_What needs to be done_
Which lines of the entries contain the string "data"? Copy each of them.

------ Source records

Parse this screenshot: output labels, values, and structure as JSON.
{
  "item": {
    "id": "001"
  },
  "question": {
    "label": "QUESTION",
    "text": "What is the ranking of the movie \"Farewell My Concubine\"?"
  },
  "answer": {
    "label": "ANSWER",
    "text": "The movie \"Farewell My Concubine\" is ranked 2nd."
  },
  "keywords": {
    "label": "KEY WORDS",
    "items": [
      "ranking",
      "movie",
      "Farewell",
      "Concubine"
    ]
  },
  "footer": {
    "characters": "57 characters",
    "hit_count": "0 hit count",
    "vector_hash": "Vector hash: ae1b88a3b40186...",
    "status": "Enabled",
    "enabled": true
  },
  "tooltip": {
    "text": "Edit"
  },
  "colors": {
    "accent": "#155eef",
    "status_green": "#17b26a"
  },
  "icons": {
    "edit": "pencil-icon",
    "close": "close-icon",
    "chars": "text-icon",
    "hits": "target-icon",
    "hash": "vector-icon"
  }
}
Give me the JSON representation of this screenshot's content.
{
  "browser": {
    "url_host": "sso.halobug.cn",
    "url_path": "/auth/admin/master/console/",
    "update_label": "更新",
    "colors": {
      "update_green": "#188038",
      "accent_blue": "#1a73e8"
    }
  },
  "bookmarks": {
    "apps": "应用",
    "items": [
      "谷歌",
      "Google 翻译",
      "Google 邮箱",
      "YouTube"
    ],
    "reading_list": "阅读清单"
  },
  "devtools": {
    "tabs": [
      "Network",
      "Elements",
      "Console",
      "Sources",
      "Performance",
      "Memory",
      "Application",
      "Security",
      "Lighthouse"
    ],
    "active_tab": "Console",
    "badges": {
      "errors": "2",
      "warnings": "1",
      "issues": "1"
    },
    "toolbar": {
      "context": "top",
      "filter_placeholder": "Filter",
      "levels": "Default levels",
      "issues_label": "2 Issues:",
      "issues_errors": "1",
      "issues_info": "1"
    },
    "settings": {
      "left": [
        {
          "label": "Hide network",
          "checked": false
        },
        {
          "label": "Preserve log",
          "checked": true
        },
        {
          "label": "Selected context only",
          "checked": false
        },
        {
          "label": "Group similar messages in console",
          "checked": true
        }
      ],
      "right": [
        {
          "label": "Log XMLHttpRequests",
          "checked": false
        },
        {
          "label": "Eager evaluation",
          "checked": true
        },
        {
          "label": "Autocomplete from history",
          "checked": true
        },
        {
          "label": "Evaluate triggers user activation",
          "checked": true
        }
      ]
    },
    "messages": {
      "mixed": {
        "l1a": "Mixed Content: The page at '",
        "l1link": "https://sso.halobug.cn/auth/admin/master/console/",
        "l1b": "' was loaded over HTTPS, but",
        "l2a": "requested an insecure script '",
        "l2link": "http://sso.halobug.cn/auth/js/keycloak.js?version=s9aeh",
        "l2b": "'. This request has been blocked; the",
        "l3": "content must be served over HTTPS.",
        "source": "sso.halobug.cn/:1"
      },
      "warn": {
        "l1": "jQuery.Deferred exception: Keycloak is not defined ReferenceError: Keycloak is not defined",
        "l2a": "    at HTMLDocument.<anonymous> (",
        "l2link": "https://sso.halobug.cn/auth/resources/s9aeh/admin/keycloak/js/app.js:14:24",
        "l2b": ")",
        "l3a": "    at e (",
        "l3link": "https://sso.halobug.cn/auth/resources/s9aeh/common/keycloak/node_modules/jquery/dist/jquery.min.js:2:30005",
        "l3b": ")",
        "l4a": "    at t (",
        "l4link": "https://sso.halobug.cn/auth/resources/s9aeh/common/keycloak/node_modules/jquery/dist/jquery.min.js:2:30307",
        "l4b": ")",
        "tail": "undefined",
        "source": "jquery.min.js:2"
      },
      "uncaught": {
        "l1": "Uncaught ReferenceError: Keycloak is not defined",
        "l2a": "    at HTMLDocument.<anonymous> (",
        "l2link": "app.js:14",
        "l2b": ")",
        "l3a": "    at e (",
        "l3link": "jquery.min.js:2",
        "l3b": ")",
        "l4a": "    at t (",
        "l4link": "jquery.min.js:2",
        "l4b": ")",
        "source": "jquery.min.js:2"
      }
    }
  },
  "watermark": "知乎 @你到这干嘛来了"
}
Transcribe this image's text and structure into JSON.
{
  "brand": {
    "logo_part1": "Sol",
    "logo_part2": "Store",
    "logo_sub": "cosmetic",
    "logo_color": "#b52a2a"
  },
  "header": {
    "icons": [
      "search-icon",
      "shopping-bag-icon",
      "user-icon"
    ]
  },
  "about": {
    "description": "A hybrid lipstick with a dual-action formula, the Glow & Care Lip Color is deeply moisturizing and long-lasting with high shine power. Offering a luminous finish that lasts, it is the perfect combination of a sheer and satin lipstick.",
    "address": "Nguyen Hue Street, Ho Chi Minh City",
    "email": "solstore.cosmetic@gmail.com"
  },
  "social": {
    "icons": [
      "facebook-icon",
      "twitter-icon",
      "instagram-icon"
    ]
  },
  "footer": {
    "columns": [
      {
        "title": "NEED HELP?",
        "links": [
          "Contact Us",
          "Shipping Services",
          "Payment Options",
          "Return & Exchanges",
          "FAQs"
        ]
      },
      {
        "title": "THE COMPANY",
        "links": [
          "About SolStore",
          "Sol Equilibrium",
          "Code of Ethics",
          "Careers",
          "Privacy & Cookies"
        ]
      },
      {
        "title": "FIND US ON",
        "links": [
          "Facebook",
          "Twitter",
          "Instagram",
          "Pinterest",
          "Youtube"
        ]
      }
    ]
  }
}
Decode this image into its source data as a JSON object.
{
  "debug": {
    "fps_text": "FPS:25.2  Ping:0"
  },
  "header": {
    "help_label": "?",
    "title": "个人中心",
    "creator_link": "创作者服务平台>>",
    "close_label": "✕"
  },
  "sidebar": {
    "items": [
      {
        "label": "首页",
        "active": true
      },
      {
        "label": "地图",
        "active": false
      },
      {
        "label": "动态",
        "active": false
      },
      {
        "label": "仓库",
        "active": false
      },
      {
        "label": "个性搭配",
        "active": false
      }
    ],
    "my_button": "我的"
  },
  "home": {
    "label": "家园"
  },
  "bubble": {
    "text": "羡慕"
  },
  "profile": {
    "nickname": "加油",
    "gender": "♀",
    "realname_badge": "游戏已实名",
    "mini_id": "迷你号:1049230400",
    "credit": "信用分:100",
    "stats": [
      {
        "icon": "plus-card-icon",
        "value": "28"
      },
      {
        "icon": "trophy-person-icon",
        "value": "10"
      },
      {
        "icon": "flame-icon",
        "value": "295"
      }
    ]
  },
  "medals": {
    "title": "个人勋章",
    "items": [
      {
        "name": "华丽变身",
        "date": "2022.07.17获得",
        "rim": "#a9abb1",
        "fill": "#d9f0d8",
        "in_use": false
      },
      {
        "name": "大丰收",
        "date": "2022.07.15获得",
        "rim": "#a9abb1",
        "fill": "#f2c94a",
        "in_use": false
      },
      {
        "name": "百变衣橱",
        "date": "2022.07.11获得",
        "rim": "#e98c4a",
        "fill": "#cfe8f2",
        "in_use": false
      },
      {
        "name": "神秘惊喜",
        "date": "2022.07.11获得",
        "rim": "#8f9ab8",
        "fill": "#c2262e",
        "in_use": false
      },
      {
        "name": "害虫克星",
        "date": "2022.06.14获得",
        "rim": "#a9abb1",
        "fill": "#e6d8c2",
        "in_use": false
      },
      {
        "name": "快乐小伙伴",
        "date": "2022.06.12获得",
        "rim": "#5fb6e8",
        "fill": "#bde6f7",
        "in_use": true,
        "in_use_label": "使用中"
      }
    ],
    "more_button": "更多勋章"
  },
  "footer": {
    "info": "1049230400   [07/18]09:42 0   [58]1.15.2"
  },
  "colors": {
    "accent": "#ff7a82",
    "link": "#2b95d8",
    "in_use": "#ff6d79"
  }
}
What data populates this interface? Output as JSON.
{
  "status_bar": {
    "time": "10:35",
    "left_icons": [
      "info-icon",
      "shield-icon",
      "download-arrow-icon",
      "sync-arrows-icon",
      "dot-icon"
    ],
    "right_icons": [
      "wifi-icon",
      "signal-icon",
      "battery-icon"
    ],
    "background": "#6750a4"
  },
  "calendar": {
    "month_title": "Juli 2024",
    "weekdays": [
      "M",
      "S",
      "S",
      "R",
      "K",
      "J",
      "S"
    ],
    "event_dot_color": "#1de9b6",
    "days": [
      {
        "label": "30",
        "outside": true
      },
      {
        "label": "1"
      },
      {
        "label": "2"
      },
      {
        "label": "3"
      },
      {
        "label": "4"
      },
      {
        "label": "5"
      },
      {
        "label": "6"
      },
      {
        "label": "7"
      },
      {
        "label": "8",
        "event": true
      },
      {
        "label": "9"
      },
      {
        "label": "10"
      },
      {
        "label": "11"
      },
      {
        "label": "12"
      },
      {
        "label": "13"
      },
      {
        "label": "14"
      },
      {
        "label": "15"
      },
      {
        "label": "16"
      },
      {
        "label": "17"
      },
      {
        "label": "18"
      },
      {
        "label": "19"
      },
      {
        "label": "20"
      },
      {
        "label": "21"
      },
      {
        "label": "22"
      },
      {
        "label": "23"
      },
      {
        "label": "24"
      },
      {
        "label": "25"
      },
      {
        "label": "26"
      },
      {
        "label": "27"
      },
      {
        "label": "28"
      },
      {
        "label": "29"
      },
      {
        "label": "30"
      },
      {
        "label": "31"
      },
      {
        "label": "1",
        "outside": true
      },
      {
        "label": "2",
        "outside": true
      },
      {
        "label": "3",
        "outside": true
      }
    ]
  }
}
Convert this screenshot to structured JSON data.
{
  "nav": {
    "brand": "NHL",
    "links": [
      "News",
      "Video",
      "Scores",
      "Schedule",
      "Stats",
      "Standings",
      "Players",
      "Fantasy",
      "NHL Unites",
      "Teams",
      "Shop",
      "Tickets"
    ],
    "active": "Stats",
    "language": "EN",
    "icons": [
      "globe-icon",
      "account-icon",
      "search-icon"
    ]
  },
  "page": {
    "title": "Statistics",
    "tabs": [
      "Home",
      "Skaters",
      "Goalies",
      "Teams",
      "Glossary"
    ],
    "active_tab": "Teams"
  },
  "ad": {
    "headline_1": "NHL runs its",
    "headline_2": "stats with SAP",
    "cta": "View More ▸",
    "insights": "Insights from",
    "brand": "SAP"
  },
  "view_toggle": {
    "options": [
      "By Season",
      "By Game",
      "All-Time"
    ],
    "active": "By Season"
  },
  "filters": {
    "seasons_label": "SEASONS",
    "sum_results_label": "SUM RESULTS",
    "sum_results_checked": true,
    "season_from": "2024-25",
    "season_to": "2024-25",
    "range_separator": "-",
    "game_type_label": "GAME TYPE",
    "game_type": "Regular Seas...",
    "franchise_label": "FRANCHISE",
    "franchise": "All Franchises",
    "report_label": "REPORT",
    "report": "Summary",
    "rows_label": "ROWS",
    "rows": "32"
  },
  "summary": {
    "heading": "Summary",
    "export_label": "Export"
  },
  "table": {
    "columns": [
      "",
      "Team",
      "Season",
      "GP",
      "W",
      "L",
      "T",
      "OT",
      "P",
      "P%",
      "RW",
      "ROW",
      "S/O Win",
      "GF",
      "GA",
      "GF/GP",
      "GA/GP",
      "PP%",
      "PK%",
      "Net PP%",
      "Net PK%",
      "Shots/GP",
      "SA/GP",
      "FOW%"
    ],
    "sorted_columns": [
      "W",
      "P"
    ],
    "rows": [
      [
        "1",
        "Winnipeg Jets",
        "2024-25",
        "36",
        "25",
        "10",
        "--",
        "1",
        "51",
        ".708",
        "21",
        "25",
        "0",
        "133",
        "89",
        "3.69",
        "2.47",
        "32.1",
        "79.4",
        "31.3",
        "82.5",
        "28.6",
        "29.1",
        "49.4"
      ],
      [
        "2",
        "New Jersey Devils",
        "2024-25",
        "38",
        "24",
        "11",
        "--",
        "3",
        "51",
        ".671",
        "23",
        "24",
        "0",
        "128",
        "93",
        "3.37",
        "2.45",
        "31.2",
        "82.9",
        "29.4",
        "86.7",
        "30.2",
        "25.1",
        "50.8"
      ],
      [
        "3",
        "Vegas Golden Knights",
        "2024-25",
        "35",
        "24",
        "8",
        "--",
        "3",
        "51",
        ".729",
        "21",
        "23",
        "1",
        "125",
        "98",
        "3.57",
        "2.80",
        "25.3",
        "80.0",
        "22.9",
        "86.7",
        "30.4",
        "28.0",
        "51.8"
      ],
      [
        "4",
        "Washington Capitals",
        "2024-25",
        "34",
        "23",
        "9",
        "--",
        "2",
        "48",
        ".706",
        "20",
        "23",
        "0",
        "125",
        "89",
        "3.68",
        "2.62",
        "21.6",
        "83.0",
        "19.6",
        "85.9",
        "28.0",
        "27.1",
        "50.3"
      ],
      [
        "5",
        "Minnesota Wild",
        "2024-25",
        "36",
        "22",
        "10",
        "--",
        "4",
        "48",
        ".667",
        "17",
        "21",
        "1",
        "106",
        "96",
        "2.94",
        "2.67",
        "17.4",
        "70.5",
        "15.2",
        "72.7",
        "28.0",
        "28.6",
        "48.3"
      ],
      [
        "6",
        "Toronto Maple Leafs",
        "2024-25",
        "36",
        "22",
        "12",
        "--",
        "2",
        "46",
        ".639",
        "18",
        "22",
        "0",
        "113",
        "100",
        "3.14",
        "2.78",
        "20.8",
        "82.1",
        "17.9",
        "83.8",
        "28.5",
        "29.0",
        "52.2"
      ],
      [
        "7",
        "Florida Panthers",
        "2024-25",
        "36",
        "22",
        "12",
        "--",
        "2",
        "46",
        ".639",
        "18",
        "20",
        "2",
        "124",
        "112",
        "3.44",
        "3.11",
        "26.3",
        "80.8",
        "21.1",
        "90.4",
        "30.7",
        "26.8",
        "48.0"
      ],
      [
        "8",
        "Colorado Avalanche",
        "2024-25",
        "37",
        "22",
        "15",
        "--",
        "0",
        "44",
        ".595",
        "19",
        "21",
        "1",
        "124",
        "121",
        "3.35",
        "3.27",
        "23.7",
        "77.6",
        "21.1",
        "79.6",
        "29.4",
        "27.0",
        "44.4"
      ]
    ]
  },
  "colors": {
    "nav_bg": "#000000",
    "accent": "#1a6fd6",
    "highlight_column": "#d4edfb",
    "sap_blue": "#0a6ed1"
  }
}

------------

_Output for this task_
Decode this image into its source data as a JSON object.
What data populates this interface? Output as JSON.
Convert this screenshot to structured JSON data.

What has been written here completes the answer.